** Opening PROVIDED DATA block **

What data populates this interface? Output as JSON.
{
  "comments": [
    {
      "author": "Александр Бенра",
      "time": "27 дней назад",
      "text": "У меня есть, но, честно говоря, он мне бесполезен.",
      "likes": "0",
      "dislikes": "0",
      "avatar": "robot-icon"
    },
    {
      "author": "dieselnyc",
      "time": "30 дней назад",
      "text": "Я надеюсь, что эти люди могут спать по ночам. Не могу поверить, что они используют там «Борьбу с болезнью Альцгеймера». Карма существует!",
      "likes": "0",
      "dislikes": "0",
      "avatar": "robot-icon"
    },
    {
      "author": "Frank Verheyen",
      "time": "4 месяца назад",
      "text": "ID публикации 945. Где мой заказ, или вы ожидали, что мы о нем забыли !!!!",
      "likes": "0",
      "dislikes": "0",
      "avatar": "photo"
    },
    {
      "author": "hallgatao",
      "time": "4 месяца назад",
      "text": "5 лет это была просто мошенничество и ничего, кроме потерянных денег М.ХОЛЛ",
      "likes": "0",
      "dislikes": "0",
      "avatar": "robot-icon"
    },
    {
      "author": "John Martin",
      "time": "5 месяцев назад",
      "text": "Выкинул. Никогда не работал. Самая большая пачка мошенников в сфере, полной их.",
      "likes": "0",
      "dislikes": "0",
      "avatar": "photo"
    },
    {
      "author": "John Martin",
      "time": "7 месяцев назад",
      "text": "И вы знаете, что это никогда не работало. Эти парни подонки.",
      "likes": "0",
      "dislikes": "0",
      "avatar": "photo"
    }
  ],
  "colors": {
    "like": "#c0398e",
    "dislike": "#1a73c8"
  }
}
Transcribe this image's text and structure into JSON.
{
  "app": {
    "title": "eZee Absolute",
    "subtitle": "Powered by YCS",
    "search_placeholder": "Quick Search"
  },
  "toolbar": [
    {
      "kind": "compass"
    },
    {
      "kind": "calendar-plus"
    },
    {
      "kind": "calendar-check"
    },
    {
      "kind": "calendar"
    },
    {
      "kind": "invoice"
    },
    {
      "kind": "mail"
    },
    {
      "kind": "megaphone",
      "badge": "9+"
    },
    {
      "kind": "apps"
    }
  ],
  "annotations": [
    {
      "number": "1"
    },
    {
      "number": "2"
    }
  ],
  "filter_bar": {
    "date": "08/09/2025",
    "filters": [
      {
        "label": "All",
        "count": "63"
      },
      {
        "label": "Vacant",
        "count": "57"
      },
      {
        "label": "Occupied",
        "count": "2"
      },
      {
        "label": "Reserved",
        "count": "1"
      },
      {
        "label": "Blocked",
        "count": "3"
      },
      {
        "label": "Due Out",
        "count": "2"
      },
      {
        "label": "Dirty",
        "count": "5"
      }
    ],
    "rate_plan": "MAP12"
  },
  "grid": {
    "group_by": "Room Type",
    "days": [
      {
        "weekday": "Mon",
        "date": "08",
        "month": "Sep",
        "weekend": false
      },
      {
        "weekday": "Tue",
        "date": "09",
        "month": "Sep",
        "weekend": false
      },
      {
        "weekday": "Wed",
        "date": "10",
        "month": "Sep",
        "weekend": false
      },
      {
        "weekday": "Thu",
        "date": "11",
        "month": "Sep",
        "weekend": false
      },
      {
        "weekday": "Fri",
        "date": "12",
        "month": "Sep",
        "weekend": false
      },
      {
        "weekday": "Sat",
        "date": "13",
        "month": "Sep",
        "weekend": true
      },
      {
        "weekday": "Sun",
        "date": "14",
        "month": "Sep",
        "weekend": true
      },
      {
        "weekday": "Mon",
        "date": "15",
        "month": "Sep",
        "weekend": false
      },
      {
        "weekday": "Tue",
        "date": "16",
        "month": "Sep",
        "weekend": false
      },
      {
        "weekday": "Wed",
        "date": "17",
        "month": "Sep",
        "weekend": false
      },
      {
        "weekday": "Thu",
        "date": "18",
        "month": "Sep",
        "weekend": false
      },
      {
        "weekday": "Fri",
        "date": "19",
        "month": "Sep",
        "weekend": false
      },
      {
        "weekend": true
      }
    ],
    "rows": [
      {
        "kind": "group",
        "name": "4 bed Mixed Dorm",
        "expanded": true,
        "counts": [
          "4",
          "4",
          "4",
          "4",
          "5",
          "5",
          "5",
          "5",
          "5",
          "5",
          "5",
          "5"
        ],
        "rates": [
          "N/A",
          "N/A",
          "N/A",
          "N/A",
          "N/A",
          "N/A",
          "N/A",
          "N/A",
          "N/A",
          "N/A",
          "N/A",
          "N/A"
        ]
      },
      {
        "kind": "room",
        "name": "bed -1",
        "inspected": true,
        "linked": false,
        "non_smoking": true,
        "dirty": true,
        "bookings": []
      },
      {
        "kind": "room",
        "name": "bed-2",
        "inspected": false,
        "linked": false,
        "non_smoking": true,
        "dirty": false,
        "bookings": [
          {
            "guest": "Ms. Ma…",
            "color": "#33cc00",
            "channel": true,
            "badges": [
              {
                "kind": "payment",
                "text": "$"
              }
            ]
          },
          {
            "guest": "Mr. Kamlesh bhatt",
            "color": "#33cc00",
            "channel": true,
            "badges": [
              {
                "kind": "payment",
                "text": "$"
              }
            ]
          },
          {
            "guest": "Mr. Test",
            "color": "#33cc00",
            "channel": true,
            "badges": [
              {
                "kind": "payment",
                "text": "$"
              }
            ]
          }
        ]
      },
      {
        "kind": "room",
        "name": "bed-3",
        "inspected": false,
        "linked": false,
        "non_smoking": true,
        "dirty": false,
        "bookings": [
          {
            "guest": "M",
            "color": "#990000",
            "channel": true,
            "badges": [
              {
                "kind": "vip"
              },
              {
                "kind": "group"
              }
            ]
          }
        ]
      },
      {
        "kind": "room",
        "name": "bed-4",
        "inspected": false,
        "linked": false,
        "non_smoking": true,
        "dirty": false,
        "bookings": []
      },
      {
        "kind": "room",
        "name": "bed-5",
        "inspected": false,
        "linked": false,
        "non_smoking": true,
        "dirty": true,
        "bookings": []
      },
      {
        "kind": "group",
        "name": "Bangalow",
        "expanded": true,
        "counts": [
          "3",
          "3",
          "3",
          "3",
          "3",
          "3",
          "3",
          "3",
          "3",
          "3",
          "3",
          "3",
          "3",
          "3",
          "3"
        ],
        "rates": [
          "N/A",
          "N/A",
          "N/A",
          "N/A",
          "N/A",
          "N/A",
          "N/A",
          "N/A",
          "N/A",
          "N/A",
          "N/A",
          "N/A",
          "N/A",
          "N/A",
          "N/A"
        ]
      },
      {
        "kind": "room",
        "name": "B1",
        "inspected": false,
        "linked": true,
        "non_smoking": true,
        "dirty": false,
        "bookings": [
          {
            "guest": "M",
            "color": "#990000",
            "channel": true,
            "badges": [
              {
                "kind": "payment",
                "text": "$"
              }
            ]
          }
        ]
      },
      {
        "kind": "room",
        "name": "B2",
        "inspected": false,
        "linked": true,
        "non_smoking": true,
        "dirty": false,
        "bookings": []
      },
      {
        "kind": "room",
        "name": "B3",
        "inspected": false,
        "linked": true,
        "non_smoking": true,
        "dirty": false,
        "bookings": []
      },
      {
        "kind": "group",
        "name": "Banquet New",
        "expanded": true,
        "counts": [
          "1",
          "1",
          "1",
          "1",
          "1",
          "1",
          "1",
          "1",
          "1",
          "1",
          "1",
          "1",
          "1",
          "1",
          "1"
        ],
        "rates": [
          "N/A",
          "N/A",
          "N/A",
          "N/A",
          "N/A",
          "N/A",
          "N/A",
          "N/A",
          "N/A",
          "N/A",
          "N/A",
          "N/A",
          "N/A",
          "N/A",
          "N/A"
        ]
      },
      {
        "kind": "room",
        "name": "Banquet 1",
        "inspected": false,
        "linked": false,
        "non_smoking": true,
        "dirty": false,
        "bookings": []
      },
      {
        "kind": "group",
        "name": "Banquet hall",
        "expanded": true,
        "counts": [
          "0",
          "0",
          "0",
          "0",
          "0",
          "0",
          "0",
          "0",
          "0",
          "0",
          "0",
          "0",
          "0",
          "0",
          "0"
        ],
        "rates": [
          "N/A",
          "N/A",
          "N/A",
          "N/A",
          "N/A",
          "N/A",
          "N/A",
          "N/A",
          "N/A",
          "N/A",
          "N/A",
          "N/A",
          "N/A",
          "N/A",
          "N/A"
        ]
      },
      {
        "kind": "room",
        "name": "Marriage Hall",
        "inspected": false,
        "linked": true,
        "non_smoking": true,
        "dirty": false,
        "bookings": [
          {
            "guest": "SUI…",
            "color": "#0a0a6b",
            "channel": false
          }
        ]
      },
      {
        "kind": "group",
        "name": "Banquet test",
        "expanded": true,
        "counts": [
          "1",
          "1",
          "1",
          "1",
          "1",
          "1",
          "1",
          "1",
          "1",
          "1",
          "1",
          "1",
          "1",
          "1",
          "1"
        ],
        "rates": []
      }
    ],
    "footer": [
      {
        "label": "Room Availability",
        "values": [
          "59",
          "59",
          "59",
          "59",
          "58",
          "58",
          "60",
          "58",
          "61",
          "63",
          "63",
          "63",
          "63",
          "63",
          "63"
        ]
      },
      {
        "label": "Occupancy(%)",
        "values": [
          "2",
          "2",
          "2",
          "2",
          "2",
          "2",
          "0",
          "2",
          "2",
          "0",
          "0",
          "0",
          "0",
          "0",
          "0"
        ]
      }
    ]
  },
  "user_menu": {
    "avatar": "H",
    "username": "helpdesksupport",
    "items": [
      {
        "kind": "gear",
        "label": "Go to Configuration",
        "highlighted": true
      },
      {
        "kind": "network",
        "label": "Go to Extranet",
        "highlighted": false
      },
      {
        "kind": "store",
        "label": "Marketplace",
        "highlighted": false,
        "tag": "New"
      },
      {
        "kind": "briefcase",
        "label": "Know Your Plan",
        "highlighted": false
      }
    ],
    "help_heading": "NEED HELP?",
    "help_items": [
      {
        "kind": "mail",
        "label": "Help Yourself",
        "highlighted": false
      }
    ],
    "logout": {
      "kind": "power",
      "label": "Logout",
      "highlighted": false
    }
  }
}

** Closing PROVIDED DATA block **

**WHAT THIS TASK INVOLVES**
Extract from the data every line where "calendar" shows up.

**SOLUTION TO THIS PROBLEM**
      "kind": "calendar-plus"
      "kind": "calendar-check"
      "kind": "calendar"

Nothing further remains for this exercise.